Quantcast

College Hockey:
Streaking Harvard solves St. Lawrence, 4-3

— All season, Harvard head coach Ted Donato insisted that his fledgling squad was better than its mediocre record.  For much of that time, these words seemed more hopeful than realistic.

The last six weeks, however, have proven Donato right.

“I think our level of competitiveness has really been raised since the early part of the season,” Donato said.  ”When you lose as much as we have, it’s easy to have the group be fractured.  But they didn’t, they stuck together, and they were proud of the way they finished the season.  We are very excited heading in to the playoffs.”

 Streaking Harvard solves St. Lawrence, 4 3

Harvard notched its first three-game win streak—and victories in five of its last six games—with a 4-3 win over St. Lawrence.  The thriller was made even sweeter with three of the Crimson’s four goals coming from seniors on Senior Night.

“Senior Night is kind of a sentimental night going in to your last home game,” captain Michael Del Mauro said.  ”We all took it as just the next game, but we were all really excited to play.  Going into playoffs, it was a really big win.”

Senior winger Michael Biega’s one-timer at 3:57 in the third period—which seemed like nothing more than added insurance for Harvard’s two-goal lead—secured the victory and capped off a streak of four unanswered goals in just over an eight minute stretch.

“Conor Morrison made a great play in our zone to get the puck out,” Biega said.  ”It led to a two-on-one with me and [Pier-Olivier Michaud].  [Michaud] made a great pass, I just shot the puck and hoped it went in.”

A sluggish Crimson start and early penalty trouble gave the Saints their only lead at 3:34 in the opening frame.  With Harvard winger Luke Greiner in the box for boarding, St. Lawrence defenseman Peter Child took a pass from forward Jared Keller at the left point and beat Crimson netminder Ryan Carroll through traffic.  The Saints’ first power play goal shattered Harvard’s streak of fifteen scoreless penalty kills.

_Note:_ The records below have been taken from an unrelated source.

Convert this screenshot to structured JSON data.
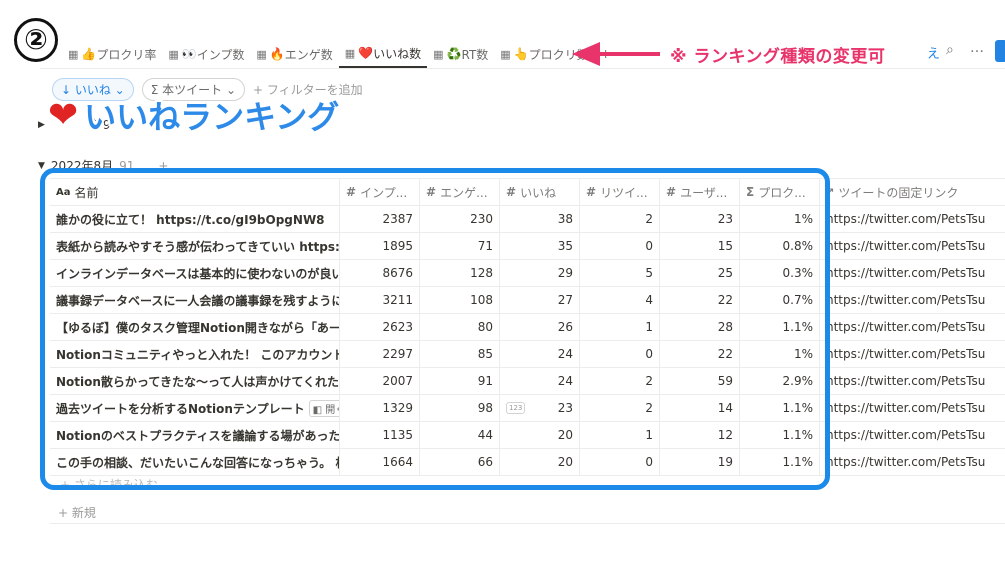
{
  "step_marker": "②",
  "tabs": [
    {
      "icon": "👍",
      "label": "プロクリ率",
      "active": false
    },
    {
      "icon": "👀",
      "label": "インプ数",
      "active": false
    },
    {
      "icon": "🔥",
      "label": "エンゲ数",
      "active": false
    },
    {
      "icon": "❤️",
      "label": "いいね数",
      "active": true
    },
    {
      "icon": "♻️",
      "label": "RT数",
      "active": false
    },
    {
      "icon": "👆",
      "label": "プロクリ数",
      "active": false
    }
  ],
  "tab_plus": "+",
  "annotation": "※ ランキング種類の変更可",
  "toolbar": {
    "extra_label": "え",
    "more": "…"
  },
  "filters": {
    "sort_label": "↓ いいね ⌄",
    "filter_label": "Σ 本ツイート ⌄",
    "add_filter": "+ フィルターを追加"
  },
  "big_title": "いいねランキング",
  "groups": [
    {
      "label": "年9",
      "collapsed": true
    },
    {
      "label": "2022年8月",
      "count": "91",
      "extra": "…",
      "plus": "+",
      "collapsed": false
    }
  ],
  "table": {
    "headers": {
      "name": "名前",
      "imp": "インプ...",
      "eng": "エンゲ...",
      "likes": "いいね",
      "rt": "リツイ...",
      "users": "ユーザ...",
      "prcl": "プロク...",
      "link": "ツイートの固定リンク"
    },
    "open_label": "開く",
    "num_badge": "123",
    "rows": [
      {
        "name": "誰かの役に立て！ https://t.co/gI9bOpgNW8",
        "imp": "2387",
        "eng": "230",
        "likes": "38",
        "rt": "2",
        "users": "23",
        "prcl": "1%",
        "link": "https://twitter.com/PetsTsubas"
      },
      {
        "name": "表紙から読みやすそう感が伝わってきていい https://t.co",
        "imp": "1895",
        "eng": "71",
        "likes": "35",
        "rt": "0",
        "users": "15",
        "prcl": "0.8%",
        "link": "https://twitter.com/PetsTsubas"
      },
      {
        "name": "インラインデータベースは基本的に使わないのが良い。",
        "imp": "8676",
        "eng": "128",
        "likes": "29",
        "rt": "5",
        "users": "25",
        "prcl": "0.3%",
        "link": "https://twitter.com/PetsTsubas"
      },
      {
        "name": "議事録データベースに一人会議の議事録を残すようにな",
        "imp": "3211",
        "eng": "108",
        "likes": "27",
        "rt": "4",
        "users": "22",
        "prcl": "0.7%",
        "link": "https://twitter.com/PetsTsubas"
      },
      {
        "name": "【ゆるぼ】僕のタスク管理Notion開きながら「あーでも",
        "imp": "2623",
        "eng": "80",
        "likes": "26",
        "rt": "1",
        "users": "28",
        "prcl": "1.1%",
        "link": "https://twitter.com/PetsTsubas"
      },
      {
        "name": "Notionコミュニティやっと入れた！ このアカウントのこ",
        "imp": "2297",
        "eng": "85",
        "likes": "24",
        "rt": "0",
        "users": "22",
        "prcl": "1%",
        "link": "https://twitter.com/PetsTsubas"
      },
      {
        "name": "Notion散らかってきたな〜って人は声かけてくれたら、",
        "imp": "2007",
        "eng": "91",
        "likes": "24",
        "rt": "2",
        "users": "59",
        "prcl": "2.9%",
        "link": "https://twitter.com/PetsTsubas"
      },
      {
        "name": "過去ツイートを分析するNotionテンプレート",
        "imp": "1329",
        "eng": "98",
        "likes": "23",
        "rt": "2",
        "users": "14",
        "prcl": "1.1%",
        "link": "https://twitter.com/PetsTsubas"
      },
      {
        "name": "Notionのベストプラクティスを議論する場があったら、",
        "imp": "1135",
        "eng": "44",
        "likes": "20",
        "rt": "1",
        "users": "12",
        "prcl": "1.1%",
        "link": "https://twitter.com/PetsTsubas"
      },
      {
        "name": "この手の相談、だいたいこんな回答になっちゃう。 相手",
        "imp": "1664",
        "eng": "66",
        "likes": "20",
        "rt": "0",
        "users": "19",
        "prcl": "1.1%",
        "link": "https://twitter.com/PetsTsubas"
      }
    ],
    "read_more": "+ さらに読み込む",
    "new_row": "+ 新規"
  },
  "colors": {
    "highlight": "#1c8ae8",
    "annotation": "#e8336b",
    "title": "#2d8ae8"
  }
}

A rejuvenated Crimson squad took the ice, dominating play at the start of the second stanza.  For the first five minutes, Harvard peppered St. Lawrence goaltender David Grilk with shots.  The Saints’ lone shot on goal during that time was a clear from well behind its own blue line.

When Harvard finally scored—at 15:40 in the second period—it never looked back, scoring four unanswered goals in just over eight minutes before St. Lawrence touched the twine again.

Biega took the initial shot from the left circle, which ricocheted off the glass behind the net and on to the waiting stick of Michaud.  Michaud backhanded the puck across the line for the equalizer.

Nearly 20 seconds later, Harvard center David Valek took the puck down the left side and around Grilk.  Valek passed to captain Del Mauro in the slot, who knocked it in through traffic to make it 2-1 at 16:01.

With a third quick goal just twelve seconds into the final frame, it appeared that the Crimson were in the driver’s seat to victory.  A St. Lawrence defender tried to gain control of the puck behind his own net, but was stripped by Harvard winger Marshall Everson.  Everson took the puck to the slot, and backhanded it until it crossed the line.

What looked like a meaningless fourth goal by Biega ultimately proved to be the difference maker, when St. Lawrence potted two goals in the final frame to come within striking distance.

Saints winger Max Mobley cycled the puck down low and passed across the slot to center Aaron Bogosian, who lit the lamp with a one-timer at 10:57.

But it was St. Lawrence’s second tally of the period—and its second power-play goal in as many chances—that made Harvard thankful for its earlier insurance goals.  Saints blueliner George Hughes dropped the puck down to winger Greg Carey at the top of the left faceoff circle, but his initial shot was stoned by Carroll. Keller made a cross-ice pass back to Carey at the circle who sent a wrist shot past Carroll at 17:05 to make it 4-3.

For their efforts, Harvard finished tenth in the ECAC and will be making the long bus ride to North Country next week to face Clarkson, who fell prey to the surging Crimson just yesterday.

“I think one of the silver linings of being as low as we were in the standings was that we weren’t necessarily fighting for home ice or a bye,” Donato said. ”We were really fighting ourselves to really raise our game up to a level that we felt we could enter the end of the season on a roll.”

The following is a self-policing forum for discussing views on this story. Comments that are derogatory, make personal attacks, are abusive, or contain profanity or racism will be removed at our discretion. USCHO.com is not responsible for comments posted by users. Please report any inappropriate or offensive comments by clicking the “Flag” link next to that comment in order to alert the moderator.

Please also keep “woofing,” taunting, and otherwise unsportsmanlike behavior to a minimum. Your posts will more than likely be deleted, and worse yet, you reflect badly on yourself, your favorite team and your conference.